===== Entries supplied =====

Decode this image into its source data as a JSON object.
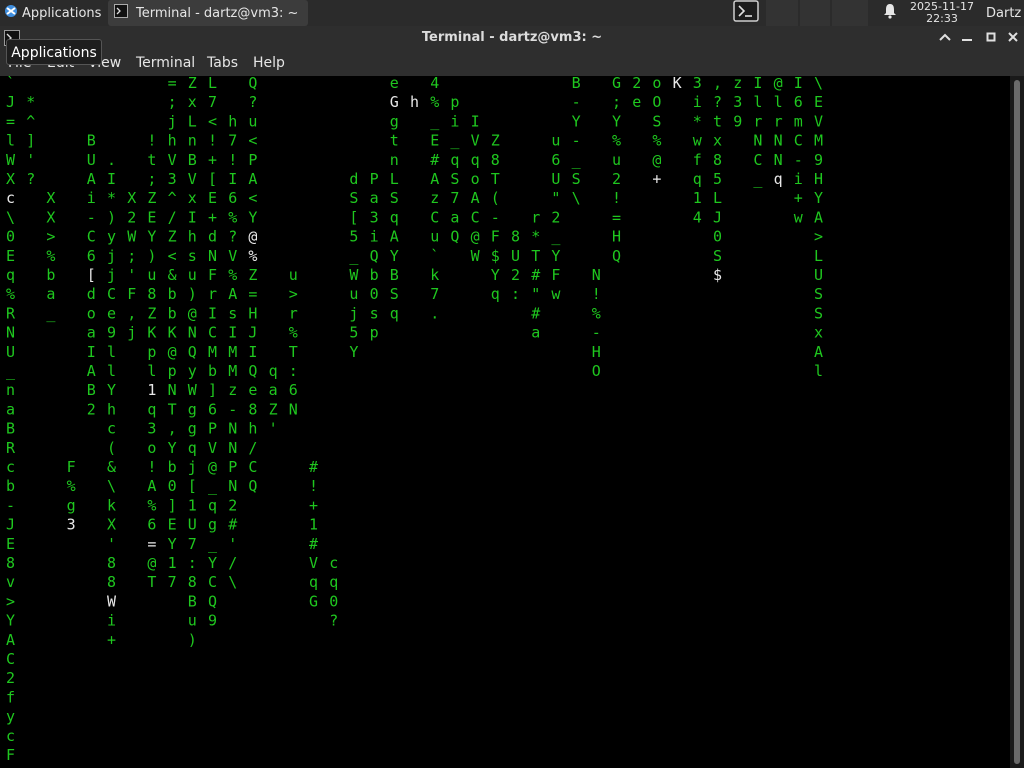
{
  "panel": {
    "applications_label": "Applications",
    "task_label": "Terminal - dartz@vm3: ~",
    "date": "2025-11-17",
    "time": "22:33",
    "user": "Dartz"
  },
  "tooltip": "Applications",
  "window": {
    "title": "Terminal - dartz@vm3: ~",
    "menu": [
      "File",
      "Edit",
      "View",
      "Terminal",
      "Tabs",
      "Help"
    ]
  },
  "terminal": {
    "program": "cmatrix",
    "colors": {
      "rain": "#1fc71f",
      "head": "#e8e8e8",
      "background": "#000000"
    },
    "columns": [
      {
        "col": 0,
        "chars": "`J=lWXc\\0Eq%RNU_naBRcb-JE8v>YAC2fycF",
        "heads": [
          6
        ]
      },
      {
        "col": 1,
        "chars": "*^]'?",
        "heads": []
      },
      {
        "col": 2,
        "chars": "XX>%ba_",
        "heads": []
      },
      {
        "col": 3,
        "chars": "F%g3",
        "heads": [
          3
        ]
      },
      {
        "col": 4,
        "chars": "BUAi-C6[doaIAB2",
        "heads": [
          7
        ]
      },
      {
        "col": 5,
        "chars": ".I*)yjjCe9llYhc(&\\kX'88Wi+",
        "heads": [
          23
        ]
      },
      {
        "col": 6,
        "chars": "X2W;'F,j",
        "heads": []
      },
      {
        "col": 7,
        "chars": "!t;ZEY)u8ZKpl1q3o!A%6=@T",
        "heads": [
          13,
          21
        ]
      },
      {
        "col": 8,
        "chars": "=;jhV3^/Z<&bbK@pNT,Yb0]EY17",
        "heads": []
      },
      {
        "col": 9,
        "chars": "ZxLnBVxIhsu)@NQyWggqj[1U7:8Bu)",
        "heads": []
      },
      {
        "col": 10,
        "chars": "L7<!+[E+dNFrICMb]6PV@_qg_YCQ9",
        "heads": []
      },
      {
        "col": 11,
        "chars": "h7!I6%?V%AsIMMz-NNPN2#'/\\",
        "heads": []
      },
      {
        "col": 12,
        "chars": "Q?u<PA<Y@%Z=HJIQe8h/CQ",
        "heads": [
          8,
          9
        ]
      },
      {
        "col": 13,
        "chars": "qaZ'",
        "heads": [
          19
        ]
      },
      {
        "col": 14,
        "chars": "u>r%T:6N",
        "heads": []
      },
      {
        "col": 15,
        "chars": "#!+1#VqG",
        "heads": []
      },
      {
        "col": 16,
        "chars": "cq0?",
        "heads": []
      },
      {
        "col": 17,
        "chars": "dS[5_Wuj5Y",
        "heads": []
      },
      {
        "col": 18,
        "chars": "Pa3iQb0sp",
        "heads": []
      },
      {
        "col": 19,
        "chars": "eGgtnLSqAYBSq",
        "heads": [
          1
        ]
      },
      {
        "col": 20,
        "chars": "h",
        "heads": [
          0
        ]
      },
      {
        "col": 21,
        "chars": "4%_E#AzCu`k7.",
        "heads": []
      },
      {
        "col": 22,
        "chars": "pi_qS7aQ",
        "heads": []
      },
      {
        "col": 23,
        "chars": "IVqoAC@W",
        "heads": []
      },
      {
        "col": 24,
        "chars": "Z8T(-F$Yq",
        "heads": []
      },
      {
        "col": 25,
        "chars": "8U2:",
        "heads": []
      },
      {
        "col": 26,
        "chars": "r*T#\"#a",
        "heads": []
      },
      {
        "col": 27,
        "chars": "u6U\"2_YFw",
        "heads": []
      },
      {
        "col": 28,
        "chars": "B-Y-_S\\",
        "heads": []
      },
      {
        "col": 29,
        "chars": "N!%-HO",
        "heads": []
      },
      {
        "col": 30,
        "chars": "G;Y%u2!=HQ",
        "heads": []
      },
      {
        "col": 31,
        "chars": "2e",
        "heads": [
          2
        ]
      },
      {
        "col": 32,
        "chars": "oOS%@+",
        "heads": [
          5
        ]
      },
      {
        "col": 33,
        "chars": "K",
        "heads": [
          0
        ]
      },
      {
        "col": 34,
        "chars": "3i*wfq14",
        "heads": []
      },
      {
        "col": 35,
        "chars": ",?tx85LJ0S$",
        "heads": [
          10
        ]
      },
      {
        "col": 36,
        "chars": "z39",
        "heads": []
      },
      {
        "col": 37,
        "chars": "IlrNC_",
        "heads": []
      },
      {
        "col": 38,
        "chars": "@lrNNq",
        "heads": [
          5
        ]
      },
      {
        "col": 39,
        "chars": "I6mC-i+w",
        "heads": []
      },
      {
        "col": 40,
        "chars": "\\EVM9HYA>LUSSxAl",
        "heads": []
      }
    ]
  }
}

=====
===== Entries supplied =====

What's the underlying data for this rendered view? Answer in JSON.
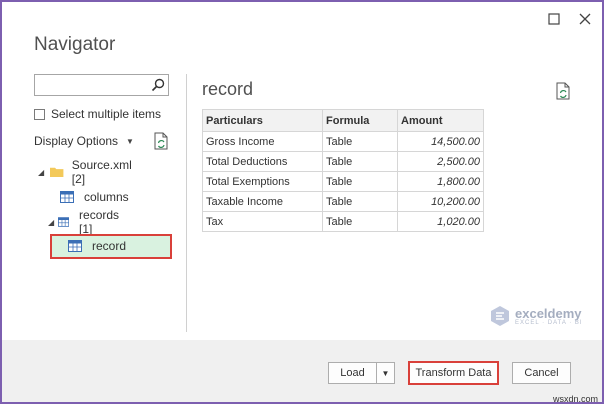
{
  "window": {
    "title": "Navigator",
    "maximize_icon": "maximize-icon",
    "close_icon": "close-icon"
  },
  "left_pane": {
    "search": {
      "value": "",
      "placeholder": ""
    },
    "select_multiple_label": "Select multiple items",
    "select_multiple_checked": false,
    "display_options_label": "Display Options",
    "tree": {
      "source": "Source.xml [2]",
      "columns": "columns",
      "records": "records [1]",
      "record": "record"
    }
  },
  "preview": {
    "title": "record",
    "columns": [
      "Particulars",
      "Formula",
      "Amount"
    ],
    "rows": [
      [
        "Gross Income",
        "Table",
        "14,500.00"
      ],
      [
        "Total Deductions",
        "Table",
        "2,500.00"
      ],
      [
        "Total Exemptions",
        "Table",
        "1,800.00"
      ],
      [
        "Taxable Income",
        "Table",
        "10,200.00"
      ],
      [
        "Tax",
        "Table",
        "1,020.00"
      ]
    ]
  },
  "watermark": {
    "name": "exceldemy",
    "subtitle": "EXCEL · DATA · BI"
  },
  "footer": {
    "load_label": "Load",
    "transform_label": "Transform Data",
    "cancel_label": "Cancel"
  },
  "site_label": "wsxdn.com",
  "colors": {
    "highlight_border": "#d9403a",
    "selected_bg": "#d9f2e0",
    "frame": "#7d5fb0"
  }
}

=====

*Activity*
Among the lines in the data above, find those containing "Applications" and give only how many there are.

*Solution to the exercise*
2